ASSIGNED TASK: Here is a block of records. Copy every line in it that includes "تاریخ".

MATERIAL FOR THE TASK:
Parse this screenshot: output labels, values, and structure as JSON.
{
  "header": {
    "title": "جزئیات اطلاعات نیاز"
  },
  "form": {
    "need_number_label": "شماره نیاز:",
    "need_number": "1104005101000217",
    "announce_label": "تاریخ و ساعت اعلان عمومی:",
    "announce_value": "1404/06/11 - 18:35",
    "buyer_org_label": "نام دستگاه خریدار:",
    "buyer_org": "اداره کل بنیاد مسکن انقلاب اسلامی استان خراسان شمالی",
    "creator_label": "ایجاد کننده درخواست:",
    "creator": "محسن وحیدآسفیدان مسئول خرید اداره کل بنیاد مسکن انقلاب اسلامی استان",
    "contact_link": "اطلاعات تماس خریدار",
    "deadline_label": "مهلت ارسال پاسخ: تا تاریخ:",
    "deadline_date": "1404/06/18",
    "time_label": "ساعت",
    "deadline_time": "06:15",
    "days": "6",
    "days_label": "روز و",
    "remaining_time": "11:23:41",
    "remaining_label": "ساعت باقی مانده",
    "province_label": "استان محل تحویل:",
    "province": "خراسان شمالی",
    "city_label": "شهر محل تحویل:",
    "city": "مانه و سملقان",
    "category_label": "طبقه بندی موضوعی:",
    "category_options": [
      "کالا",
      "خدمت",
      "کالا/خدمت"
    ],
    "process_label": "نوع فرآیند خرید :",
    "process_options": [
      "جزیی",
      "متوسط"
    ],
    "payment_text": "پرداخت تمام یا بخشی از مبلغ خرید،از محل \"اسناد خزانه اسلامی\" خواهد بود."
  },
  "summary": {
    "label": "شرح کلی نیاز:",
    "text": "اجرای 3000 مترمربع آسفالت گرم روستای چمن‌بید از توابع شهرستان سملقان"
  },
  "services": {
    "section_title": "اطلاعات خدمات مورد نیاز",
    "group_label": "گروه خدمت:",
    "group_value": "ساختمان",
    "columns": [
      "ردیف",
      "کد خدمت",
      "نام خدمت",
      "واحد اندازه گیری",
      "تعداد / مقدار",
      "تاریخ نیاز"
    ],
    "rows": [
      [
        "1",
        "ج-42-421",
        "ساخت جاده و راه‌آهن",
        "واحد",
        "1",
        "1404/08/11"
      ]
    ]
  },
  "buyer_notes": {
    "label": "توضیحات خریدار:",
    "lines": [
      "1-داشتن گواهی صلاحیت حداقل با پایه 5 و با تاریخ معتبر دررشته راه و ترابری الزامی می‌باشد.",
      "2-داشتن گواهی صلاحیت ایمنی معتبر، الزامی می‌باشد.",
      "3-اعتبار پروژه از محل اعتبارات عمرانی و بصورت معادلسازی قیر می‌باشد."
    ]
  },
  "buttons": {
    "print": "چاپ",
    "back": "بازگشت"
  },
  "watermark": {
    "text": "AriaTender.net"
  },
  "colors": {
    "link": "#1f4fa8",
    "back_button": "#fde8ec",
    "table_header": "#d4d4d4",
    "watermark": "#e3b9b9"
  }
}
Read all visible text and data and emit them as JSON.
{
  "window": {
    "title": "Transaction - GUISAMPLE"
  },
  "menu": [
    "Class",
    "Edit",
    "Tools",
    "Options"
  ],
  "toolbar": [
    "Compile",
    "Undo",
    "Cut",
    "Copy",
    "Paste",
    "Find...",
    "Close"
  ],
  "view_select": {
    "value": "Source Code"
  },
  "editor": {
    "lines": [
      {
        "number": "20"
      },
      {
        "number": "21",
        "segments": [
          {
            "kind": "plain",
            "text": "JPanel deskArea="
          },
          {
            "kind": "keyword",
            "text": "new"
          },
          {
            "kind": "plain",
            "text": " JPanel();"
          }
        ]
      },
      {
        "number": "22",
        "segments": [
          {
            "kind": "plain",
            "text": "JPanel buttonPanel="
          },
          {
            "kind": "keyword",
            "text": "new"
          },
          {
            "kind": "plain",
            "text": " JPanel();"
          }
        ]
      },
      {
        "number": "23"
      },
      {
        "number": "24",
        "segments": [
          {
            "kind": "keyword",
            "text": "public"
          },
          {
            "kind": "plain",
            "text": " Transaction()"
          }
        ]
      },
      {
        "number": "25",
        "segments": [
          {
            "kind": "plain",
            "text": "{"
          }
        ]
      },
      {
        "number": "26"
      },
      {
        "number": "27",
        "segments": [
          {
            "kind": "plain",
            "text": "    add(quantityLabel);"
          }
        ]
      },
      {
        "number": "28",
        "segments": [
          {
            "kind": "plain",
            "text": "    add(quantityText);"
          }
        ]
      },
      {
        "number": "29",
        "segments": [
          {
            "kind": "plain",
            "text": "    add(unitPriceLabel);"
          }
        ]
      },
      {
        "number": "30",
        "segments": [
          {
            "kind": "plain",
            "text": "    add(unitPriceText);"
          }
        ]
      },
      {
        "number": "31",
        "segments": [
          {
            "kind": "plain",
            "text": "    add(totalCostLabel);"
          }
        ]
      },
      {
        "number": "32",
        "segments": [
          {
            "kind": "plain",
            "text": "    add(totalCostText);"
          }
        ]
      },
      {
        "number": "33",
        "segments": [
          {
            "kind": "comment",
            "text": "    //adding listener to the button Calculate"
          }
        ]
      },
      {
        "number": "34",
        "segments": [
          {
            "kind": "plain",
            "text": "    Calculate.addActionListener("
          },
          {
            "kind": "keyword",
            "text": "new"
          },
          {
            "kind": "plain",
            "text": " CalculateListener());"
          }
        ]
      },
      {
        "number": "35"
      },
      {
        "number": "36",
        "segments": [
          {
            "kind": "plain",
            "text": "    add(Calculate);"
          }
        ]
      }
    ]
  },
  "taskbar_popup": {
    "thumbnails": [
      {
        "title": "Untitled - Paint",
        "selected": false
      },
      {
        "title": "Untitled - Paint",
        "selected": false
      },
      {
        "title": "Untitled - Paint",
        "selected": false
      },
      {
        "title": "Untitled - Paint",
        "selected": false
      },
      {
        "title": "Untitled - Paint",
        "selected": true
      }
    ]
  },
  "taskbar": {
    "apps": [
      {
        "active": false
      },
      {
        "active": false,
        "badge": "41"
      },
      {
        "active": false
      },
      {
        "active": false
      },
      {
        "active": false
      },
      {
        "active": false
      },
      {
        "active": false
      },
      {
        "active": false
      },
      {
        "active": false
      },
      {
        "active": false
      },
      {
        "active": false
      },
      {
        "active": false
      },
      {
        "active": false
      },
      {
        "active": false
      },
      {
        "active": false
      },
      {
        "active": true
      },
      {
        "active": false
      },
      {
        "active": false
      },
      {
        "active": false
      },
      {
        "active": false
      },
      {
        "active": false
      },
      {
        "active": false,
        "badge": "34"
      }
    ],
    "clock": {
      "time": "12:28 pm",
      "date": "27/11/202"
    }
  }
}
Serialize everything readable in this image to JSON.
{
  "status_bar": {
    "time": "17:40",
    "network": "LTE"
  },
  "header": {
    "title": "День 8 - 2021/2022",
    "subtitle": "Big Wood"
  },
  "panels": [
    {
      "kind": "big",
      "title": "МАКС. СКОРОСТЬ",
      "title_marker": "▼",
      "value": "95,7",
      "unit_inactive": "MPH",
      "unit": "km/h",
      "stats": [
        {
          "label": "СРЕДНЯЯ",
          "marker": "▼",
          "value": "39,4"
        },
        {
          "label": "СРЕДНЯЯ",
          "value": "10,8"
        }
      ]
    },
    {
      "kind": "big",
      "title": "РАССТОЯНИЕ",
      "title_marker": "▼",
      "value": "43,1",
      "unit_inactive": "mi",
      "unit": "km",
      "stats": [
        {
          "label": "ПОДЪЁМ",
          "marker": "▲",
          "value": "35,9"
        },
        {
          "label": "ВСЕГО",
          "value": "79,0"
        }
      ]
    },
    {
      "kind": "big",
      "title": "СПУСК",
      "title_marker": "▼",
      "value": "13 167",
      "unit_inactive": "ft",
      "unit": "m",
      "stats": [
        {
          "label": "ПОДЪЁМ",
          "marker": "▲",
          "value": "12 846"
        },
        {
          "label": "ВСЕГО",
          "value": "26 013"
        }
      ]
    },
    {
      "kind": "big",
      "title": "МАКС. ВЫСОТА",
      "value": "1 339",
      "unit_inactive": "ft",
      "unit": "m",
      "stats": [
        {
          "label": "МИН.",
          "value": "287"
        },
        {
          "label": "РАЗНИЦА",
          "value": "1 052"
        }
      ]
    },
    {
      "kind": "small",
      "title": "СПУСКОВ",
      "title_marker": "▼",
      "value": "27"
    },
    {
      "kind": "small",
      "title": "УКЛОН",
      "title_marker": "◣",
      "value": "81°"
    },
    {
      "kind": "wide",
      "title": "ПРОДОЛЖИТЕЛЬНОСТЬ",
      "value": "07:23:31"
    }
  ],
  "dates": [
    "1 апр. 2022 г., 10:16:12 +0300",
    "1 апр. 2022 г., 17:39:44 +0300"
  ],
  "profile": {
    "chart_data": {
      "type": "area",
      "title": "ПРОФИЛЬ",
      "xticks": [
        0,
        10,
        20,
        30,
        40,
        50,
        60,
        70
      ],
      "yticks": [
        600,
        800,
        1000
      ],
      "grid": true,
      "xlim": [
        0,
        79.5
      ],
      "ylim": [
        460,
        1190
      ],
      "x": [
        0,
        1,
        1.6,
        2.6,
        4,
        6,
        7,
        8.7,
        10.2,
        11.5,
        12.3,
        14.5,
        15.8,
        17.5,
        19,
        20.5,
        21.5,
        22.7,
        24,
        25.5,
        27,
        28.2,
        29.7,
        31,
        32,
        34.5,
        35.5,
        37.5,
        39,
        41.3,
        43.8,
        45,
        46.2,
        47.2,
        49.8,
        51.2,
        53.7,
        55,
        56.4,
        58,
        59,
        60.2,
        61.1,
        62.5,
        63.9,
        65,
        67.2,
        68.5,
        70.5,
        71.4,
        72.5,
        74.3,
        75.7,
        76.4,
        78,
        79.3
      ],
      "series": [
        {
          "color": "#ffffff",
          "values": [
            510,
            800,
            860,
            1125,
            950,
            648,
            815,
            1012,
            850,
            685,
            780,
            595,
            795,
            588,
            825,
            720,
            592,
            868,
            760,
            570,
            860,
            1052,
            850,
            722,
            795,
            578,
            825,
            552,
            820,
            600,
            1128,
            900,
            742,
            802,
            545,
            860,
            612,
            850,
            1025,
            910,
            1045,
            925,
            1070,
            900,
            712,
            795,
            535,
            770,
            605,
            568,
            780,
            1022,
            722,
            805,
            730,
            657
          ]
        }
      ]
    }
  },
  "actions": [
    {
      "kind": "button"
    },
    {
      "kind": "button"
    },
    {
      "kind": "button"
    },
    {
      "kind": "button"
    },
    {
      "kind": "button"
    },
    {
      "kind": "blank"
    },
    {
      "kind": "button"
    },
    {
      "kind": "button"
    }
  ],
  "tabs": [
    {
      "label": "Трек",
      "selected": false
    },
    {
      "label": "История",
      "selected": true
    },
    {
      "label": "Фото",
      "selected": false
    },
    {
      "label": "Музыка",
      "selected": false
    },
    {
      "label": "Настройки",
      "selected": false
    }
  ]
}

WRITTEN SOLUTION:
    "announce_label": "تاریخ و ساعت اعلان عمومی:",
    "deadline_label": "مهلت ارسال پاسخ: تا تاریخ:",
      "تاریخ نیاز"
      "1-داشتن گواهی صلاحیت حداقل با پایه 5 و با تاریخ معتبر دررشته راه و ترابری الزامی می‌باشد.",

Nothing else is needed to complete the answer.